World Indoor Championships: Chris Gayle offers untimely reminder of absent friend
Ashley Cole and Luke Shaw rise to the bait to deny they are the rumoured 'gay England footballer'
Former British tennis No 1 Elena Baltacha told she has liver cancer
West Bromwich Albion v Manchester United: Robin van Persie wrong to label Wayne Rooney a space invader
Robin van Persie: Manchester United manager David Moyes a 'little bit surprised' after striker plays 90 minutes for Netherlands day after being sick
- 1 Saudi preacher who 'raped and tortured' his five -year-old daughter to death is released after paying 'blood money'
- 2 Academy members voted for Oscar-winning 12 Years A Slave 'without watching it'
- 3 Orgasm machine to deliver climax at the push of a button
- 4 Liam Neeson turned down James Bond role to marry Natasha Richardson
- 5 Livr: A social network only for drunk people
Apple's Tim Cook: Business isn’t just about making profit

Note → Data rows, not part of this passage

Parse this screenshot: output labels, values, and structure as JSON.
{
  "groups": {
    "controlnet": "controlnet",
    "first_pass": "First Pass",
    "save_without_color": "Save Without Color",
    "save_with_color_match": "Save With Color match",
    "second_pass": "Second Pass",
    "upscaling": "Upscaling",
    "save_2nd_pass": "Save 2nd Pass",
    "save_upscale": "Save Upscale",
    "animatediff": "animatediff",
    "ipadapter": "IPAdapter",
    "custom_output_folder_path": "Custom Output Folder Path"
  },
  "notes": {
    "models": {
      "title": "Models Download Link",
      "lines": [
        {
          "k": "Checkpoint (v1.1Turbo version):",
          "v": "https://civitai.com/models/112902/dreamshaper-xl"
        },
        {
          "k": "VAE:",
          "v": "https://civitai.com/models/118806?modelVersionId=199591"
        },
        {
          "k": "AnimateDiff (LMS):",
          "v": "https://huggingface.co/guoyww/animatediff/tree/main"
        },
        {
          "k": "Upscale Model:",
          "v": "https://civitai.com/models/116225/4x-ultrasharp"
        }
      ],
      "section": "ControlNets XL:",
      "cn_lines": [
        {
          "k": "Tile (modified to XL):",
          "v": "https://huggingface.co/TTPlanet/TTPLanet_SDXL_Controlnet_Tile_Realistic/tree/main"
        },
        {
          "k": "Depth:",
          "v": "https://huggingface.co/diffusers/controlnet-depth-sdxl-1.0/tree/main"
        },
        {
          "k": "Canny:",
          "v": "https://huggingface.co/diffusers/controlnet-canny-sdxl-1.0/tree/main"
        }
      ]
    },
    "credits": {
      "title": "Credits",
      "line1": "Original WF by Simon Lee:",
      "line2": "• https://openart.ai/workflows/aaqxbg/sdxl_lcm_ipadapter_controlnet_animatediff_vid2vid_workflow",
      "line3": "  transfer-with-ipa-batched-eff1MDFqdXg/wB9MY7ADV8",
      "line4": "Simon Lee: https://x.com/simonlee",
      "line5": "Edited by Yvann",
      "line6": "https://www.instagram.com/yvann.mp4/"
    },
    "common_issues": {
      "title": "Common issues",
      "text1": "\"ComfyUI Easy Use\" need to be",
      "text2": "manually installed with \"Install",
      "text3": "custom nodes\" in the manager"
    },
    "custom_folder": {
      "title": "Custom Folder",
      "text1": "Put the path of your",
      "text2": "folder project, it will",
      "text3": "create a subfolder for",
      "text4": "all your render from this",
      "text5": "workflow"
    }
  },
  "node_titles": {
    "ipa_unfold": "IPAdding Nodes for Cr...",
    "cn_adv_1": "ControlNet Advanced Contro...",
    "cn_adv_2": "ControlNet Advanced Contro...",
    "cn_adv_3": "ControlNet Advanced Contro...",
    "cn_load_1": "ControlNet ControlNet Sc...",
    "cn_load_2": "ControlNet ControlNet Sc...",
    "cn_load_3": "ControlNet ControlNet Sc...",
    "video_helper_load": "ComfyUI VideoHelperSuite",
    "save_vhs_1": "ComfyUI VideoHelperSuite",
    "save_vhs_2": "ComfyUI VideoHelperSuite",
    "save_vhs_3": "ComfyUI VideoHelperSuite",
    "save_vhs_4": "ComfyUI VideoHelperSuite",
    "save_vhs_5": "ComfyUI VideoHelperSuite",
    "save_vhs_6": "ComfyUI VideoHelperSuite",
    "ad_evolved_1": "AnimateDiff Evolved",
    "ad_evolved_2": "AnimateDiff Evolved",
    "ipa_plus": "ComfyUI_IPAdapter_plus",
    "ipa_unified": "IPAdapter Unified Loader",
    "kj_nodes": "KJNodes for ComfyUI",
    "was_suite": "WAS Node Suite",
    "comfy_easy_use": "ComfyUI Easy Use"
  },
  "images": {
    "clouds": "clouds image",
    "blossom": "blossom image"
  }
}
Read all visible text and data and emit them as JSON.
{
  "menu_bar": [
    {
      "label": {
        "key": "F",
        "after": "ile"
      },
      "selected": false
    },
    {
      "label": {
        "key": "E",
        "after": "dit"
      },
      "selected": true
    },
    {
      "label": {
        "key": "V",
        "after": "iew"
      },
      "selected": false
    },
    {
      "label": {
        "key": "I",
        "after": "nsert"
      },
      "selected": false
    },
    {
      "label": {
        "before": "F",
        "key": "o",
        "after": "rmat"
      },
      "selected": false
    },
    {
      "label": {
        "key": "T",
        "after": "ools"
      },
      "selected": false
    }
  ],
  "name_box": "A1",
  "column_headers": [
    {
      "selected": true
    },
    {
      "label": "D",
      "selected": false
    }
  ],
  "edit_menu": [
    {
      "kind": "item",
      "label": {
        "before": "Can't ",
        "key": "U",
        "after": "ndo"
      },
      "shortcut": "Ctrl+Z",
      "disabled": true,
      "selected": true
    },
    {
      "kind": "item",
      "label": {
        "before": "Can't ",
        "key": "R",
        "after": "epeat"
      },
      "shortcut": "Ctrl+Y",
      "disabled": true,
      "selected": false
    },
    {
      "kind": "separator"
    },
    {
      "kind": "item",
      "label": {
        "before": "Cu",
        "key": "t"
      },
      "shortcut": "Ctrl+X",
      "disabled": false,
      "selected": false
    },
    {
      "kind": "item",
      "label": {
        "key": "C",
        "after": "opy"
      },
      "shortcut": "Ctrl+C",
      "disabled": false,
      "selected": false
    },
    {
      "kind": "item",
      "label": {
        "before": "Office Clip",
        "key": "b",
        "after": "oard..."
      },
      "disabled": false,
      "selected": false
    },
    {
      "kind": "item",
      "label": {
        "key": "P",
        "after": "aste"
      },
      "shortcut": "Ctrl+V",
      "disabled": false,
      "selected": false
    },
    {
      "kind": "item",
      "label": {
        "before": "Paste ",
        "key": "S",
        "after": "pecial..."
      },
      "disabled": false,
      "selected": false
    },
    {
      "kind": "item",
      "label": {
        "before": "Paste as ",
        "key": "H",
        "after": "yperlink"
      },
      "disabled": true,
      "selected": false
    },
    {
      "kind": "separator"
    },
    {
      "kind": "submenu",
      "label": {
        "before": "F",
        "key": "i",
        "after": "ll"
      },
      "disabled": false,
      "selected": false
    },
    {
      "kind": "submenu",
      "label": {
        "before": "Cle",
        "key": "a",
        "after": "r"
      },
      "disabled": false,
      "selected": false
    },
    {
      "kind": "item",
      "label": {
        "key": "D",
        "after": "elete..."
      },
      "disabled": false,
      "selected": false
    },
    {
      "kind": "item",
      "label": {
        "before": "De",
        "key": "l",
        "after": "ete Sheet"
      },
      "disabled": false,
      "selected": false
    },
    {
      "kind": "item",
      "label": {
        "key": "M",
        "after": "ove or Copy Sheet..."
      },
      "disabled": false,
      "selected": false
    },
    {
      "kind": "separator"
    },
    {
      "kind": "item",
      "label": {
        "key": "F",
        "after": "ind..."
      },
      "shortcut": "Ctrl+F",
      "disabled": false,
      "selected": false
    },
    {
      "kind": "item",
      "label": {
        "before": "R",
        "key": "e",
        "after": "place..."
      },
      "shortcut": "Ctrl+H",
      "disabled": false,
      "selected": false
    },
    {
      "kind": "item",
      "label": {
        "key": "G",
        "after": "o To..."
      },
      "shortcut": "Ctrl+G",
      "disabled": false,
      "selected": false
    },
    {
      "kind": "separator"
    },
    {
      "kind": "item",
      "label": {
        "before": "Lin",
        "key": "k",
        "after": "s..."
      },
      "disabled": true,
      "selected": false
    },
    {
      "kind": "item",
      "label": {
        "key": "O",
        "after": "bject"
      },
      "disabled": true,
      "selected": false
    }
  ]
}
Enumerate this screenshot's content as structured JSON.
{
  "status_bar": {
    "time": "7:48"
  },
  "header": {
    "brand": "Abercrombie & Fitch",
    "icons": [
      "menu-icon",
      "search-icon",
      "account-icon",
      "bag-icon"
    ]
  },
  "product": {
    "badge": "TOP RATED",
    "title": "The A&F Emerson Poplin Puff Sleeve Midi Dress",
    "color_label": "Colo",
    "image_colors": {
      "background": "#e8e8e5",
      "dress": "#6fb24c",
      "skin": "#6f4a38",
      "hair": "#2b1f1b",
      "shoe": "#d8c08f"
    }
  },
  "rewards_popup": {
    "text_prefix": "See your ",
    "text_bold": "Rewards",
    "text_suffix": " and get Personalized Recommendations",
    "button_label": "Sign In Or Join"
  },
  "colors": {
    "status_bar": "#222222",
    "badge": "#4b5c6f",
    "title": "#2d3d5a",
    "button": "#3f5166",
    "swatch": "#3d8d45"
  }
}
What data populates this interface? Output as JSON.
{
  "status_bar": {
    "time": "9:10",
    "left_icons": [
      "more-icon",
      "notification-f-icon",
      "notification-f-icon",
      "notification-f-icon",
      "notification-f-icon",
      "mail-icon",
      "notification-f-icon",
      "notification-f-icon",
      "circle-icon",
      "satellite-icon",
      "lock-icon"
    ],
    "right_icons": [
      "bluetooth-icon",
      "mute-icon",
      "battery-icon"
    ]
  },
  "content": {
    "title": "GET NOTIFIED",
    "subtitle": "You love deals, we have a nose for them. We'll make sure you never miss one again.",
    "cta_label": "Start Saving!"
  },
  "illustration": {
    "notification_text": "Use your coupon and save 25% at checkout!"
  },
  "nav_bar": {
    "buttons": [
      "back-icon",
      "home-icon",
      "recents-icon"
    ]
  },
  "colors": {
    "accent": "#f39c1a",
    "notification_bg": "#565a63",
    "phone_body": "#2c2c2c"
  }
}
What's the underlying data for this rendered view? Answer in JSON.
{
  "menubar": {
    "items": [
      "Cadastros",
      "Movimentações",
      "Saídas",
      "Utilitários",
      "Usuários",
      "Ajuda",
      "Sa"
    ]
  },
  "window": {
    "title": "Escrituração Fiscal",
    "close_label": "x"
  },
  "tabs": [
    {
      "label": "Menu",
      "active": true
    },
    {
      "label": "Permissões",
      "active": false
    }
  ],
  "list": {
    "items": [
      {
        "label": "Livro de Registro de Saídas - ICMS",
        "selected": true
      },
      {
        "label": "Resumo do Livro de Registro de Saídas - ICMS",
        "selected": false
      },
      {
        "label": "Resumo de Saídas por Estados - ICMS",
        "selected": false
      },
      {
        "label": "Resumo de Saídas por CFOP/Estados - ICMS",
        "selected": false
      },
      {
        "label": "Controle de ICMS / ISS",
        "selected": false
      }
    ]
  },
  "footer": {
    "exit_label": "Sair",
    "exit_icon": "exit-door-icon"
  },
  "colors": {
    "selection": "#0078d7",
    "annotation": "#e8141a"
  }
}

Thousands of young people forced to go without food after benefits wrongly stopped under 'draconian' new sanctions regime
Ukraine crisis: New navy chief 'defects' and surrenders Crimean HQ as Putin claims ultranationalists forced intervention
Britain's top vet sparks controversy with call for ban on slashing animals' throats in 'ritual' slaughters for halal and kosher meat products
Ukraine crisis: Russia dismisses '3am ultimatum' as 'total nonsense'
If you're horrified by a flame-roasted dog, you should be shocked at a hog roast